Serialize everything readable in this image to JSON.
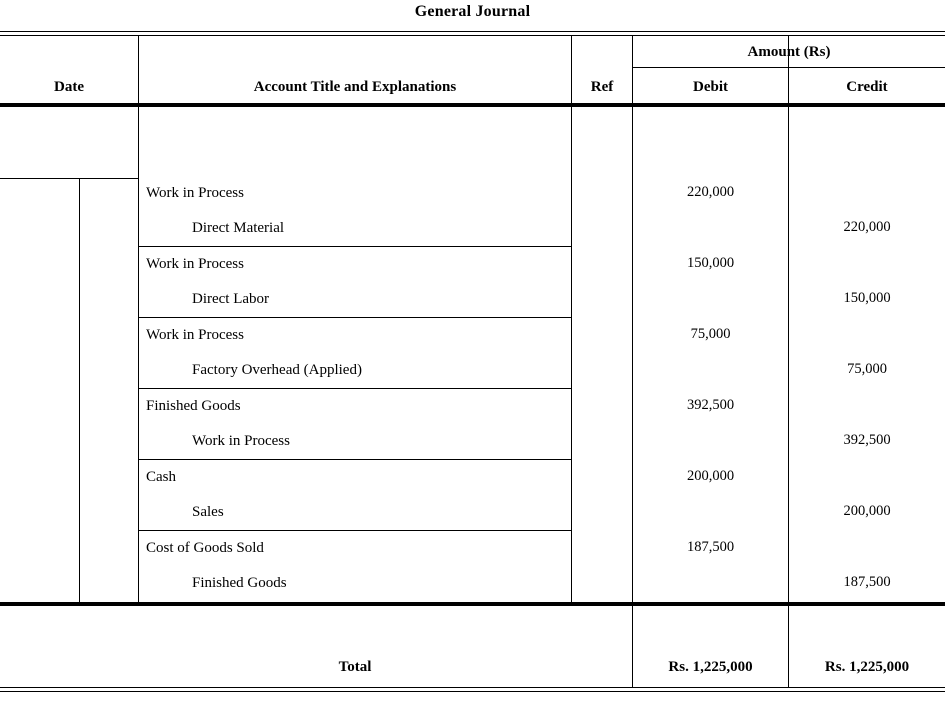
{
  "document": {
    "title": "General Journal"
  },
  "table": {
    "headers": {
      "date": "Date",
      "account": "Account Title and Explanations",
      "ref": "Ref",
      "amount_group": "Amount (Rs)",
      "debit": "Debit",
      "credit": "Credit"
    },
    "entries": [
      {
        "debit_account": "Work in Process",
        "credit_account": "Direct Material",
        "date": "",
        "ref": "",
        "debit": "220,000",
        "credit": "220,000"
      },
      {
        "debit_account": "Work in Process",
        "credit_account": "Direct Labor",
        "date": "",
        "ref": "",
        "debit": "150,000",
        "credit": "150,000"
      },
      {
        "debit_account": "Work in Process",
        "credit_account": "Factory Overhead (Applied)",
        "date": "",
        "ref": "",
        "debit": "75,000",
        "credit": "75,000"
      },
      {
        "debit_account": "Finished Goods",
        "credit_account": "Work in Process",
        "date": "",
        "ref": "",
        "debit": "392,500",
        "credit": "392,500"
      },
      {
        "debit_account": "Cash",
        "credit_account": "Sales",
        "date": "",
        "ref": "",
        "debit": "200,000",
        "credit": "200,000"
      },
      {
        "debit_account": "Cost of Goods Sold",
        "credit_account": "Finished Goods",
        "date": "",
        "ref": "",
        "debit": "187,500",
        "credit": "187,500"
      }
    ],
    "total": {
      "label": "Total",
      "debit": "Rs. 1,225,000",
      "credit": "Rs. 1,225,000"
    }
  }
}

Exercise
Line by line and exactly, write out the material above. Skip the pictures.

Written answer
Serialize everything readable in this image to JSON.
{
  "document": {
    "title": "General Journal"
  },
  "table": {
    "headers": {
      "date": "Date",
      "account": "Account Title and Explanations",
      "ref": "Ref",
      "amount_group": "Amount (Rs)",
      "debit": "Debit",
      "credit": "Credit"
    },
    "entries": [
      {
        "debit_account": "Work in Process",
        "credit_account": "Direct Material",
        "date": "",
        "ref": "",
        "debit": "220,000",
        "credit": "220,000"
      },
      {
        "debit_account": "Work in Process",
        "credit_account": "Direct Labor",
        "date": "",
        "ref": "",
        "debit": "150,000",
        "credit": "150,000"
      },
      {
        "debit_account": "Work in Process",
        "credit_account": "Factory Overhead (Applied)",
        "date": "",
        "ref": "",
        "debit": "75,000",
        "credit": "75,000"
      },
      {
        "debit_account": "Finished Goods",
        "credit_account": "Work in Process",
        "date": "",
        "ref": "",
        "debit": "392,500",
        "credit": "392,500"
      },
      {
        "debit_account": "Cash",
        "credit_account": "Sales",
        "date": "",
        "ref": "",
        "debit": "200,000",
        "credit": "200,000"
      },
      {
        "debit_account": "Cost of Goods Sold",
        "credit_account": "Finished Goods",
        "date": "",
        "ref": "",
        "debit": "187,500",
        "credit": "187,500"
      }
    ],
    "total": {
      "label": "Total",
      "debit": "Rs. 1,225,000",
      "credit": "Rs. 1,225,000"
    }
  }
}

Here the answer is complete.